Further, what angered Fox was the attention and approval that football continued to receive. From other publishers and from his own writings people saw the crude behavior football portrayed, yet they still supported their children to participate in such. On the other hand prize fighting was being banned for the same savagery football acquired. “ The specific aggressive for Richard Kyle Fox and his Police Gazette was the legal ban on prize fighting while the slugging of collegians was celebrated as manly sport. In an editorial in 1895 Fox raged against parents who “gloat over the prowess of their gentle offspring” in sports such as football but “hold up their hands in horror” at the mention of prize fighting. “Fraught!” Fox concluded. “Such hypocrisy is disgusting”” (Reading Football, 223). Fox’s point was valid. Football was as dangerous as prize fighting, but it continued to escape the level of disapproval that prize fighting stood under. Fox was persistent in bashing football's name for the justice of prize fighting. Fox’s word usage and poor description of football encouraged the game to have a negative reputation, but it still was not enough to take a crowd's attention away.

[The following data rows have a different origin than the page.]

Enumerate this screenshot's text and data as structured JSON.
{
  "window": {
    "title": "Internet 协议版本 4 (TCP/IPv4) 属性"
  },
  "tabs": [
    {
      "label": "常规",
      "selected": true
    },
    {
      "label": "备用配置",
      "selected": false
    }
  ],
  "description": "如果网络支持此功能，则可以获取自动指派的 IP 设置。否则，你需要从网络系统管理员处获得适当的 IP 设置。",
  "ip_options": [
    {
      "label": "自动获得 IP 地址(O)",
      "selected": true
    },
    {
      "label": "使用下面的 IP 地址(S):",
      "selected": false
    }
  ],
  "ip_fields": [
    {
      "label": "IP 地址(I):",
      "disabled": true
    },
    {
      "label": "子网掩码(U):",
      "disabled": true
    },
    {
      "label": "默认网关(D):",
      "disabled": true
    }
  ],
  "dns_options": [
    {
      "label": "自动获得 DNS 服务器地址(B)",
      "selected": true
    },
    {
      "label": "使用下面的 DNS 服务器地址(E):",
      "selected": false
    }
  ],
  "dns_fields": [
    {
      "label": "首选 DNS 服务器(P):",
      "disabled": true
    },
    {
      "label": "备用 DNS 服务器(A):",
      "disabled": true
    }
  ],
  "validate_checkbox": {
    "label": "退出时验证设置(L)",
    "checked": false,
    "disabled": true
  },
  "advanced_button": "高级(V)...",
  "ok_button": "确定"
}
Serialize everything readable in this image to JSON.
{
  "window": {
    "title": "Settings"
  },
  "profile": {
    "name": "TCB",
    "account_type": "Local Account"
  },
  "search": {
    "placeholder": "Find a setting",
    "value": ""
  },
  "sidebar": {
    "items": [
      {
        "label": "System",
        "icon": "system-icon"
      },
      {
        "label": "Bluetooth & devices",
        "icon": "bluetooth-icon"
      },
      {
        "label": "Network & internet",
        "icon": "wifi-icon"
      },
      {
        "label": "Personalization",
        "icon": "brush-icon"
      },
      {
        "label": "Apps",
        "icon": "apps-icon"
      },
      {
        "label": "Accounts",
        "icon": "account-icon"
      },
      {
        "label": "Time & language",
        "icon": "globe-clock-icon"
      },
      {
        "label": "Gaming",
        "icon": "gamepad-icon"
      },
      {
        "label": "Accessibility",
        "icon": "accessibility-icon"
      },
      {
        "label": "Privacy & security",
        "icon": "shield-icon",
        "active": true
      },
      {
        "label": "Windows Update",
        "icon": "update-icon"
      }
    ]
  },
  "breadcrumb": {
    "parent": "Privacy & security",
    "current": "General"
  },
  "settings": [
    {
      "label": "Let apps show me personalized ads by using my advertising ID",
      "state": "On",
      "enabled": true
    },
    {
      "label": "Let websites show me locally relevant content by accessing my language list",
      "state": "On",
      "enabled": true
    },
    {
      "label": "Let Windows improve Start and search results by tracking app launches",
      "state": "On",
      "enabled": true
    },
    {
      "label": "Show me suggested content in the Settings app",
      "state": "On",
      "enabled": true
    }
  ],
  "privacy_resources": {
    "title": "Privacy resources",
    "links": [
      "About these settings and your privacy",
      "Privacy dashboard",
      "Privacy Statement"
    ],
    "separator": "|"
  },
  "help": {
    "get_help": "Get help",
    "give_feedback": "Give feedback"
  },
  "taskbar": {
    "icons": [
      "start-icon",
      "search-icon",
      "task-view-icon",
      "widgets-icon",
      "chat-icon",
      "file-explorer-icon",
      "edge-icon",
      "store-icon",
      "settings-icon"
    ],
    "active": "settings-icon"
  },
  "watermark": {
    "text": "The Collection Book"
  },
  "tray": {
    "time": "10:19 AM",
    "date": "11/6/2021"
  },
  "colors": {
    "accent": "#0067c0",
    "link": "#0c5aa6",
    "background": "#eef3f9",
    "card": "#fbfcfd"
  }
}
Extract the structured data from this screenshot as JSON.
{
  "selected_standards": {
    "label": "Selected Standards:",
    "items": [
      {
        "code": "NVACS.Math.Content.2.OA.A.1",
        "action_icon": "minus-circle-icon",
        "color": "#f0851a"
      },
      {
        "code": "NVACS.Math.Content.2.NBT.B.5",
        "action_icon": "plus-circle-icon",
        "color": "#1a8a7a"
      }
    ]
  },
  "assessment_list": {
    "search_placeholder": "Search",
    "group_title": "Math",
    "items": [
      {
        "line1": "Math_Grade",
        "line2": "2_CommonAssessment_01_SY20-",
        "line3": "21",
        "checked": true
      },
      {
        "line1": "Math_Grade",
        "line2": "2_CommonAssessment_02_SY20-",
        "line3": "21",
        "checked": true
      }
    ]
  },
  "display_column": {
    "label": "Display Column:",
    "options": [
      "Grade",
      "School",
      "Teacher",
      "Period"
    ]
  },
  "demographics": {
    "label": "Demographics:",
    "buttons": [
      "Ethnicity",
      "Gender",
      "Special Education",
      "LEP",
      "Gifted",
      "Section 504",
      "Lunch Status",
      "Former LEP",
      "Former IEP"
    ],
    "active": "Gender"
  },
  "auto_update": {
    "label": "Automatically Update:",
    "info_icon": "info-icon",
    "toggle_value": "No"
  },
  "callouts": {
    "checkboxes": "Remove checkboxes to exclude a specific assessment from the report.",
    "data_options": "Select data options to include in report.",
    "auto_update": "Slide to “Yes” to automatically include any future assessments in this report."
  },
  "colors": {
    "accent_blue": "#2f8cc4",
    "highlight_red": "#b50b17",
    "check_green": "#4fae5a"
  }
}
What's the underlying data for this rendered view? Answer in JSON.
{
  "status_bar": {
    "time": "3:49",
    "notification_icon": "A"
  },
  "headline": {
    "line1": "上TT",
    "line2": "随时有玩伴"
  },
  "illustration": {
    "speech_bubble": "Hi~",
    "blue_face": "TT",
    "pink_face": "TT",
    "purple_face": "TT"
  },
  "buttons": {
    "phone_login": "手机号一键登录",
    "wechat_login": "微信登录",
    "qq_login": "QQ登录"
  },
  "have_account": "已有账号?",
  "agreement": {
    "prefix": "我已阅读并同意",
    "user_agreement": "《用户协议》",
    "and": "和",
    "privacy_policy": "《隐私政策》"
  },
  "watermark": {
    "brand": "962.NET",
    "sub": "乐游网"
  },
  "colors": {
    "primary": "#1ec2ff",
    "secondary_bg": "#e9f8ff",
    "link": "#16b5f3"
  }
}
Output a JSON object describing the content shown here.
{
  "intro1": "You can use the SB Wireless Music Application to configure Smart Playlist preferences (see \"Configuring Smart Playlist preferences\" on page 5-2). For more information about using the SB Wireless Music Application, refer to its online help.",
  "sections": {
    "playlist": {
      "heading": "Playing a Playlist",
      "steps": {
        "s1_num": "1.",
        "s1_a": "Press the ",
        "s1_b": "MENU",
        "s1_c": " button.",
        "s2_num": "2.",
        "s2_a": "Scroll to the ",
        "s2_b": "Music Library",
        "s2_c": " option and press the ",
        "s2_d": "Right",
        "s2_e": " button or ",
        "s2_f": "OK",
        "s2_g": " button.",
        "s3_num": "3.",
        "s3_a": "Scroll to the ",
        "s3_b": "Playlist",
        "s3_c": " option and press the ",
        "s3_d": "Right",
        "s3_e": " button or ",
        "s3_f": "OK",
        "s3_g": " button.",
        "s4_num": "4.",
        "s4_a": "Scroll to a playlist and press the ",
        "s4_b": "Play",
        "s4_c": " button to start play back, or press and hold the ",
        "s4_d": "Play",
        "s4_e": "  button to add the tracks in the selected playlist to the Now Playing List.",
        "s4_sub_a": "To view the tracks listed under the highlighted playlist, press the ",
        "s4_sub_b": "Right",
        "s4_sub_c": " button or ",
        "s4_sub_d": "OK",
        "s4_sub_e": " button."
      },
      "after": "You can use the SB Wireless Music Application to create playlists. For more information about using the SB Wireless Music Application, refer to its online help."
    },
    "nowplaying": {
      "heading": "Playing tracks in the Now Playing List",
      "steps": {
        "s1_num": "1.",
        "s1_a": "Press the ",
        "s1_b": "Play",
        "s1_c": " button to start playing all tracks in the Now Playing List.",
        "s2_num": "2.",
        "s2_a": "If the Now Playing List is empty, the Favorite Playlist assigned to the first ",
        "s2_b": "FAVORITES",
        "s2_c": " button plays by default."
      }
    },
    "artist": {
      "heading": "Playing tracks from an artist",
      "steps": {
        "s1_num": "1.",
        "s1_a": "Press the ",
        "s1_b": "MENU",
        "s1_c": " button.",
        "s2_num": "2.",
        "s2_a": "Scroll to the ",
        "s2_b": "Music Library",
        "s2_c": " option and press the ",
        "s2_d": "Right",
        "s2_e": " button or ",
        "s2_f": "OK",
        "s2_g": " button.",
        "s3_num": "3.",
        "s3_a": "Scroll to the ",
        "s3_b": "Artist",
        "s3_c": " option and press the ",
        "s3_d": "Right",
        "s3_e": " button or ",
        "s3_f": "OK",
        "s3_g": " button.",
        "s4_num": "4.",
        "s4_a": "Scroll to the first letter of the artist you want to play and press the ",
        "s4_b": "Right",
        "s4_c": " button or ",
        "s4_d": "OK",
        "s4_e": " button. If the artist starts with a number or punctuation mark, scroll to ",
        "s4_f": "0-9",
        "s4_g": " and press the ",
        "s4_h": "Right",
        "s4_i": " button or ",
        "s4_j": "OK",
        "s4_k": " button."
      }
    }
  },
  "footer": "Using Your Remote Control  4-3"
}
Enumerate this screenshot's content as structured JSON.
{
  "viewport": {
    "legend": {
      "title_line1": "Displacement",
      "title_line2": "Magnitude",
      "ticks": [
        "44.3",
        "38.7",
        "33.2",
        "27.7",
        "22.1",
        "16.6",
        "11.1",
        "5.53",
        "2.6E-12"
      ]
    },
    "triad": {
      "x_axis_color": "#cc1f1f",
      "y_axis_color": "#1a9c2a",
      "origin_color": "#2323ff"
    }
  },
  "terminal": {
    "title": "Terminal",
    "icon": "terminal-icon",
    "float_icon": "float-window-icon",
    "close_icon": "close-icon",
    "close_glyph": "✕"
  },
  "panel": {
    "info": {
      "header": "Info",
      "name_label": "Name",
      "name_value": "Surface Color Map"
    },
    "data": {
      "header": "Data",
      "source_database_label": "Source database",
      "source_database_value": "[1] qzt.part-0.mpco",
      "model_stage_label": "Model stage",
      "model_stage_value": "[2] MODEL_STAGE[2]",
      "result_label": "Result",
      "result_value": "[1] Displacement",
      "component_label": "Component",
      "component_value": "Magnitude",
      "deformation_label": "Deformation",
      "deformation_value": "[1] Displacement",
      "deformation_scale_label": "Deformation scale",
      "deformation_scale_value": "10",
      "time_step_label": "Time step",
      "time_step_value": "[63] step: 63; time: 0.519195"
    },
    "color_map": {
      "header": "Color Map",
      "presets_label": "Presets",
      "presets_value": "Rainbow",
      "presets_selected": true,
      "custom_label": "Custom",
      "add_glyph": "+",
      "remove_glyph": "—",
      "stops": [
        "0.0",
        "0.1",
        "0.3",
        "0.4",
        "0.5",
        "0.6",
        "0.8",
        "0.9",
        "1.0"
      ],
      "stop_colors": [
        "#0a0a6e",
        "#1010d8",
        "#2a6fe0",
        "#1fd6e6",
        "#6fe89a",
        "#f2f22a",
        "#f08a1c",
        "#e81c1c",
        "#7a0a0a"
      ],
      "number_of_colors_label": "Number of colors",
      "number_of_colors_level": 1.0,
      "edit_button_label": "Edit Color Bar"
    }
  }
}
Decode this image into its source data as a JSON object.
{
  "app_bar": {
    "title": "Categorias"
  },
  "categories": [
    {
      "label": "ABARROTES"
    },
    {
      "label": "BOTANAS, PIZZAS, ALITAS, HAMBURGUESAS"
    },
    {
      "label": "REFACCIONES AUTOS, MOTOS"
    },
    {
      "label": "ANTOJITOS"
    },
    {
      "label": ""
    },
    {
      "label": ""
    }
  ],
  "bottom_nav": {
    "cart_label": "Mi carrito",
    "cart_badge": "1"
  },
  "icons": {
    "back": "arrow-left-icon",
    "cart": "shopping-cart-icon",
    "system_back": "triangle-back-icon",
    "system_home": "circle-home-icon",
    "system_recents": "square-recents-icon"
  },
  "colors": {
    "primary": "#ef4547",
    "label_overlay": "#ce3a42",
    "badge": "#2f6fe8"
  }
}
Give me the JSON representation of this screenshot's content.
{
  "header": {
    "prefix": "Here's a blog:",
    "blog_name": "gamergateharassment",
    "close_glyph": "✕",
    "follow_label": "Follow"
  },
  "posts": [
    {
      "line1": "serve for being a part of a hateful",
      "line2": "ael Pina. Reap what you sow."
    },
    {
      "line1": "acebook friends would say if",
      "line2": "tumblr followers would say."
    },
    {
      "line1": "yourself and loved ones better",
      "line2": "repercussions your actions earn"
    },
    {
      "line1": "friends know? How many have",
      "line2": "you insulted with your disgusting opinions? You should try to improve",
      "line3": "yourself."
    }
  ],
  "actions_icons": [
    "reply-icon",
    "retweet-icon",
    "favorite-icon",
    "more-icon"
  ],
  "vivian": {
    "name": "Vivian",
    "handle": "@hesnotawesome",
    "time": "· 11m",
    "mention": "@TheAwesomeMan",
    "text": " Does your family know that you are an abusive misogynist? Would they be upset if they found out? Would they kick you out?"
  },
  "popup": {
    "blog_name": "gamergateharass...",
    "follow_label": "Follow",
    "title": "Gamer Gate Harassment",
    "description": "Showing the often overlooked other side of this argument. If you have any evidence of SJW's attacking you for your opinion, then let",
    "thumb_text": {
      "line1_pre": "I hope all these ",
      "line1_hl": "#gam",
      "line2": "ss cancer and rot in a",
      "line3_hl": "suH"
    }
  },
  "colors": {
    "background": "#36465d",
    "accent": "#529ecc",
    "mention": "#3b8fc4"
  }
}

In conclusion, men in the 1890’s were very insecure about their masculinity being taken from them. Sports were their only outlet to prove their manhood. Football then was introduced and it’s violent environment was to man's favor. They believed that being tough and rough was the key to manliness. There were periods when football was at risk of being abolished due to the extreme violence. Compromises were made to calm the aggressive outlook on football, which includes colleges partaking in the event. Collegiate football athletes demonstrated tough intelligent men rather than crude dangerous men , which later helped football to become accepted by greater numbers of people. Confusion and frustration arose in others though questioning why football was any different from prize fighting. It was believed even if one is a gentleman they are still crude by nature and will do anything to win. This means that violence will always be present in the game. But, for the sake of its popularity football remained clear to play. If man’s distress about their masculinity was not an issue, football would have been abolished at some point during this time period. I came across this website. It contains so many exemplification essay topics. I used them to do my college essay and got a high grade. I’ll use this platform again.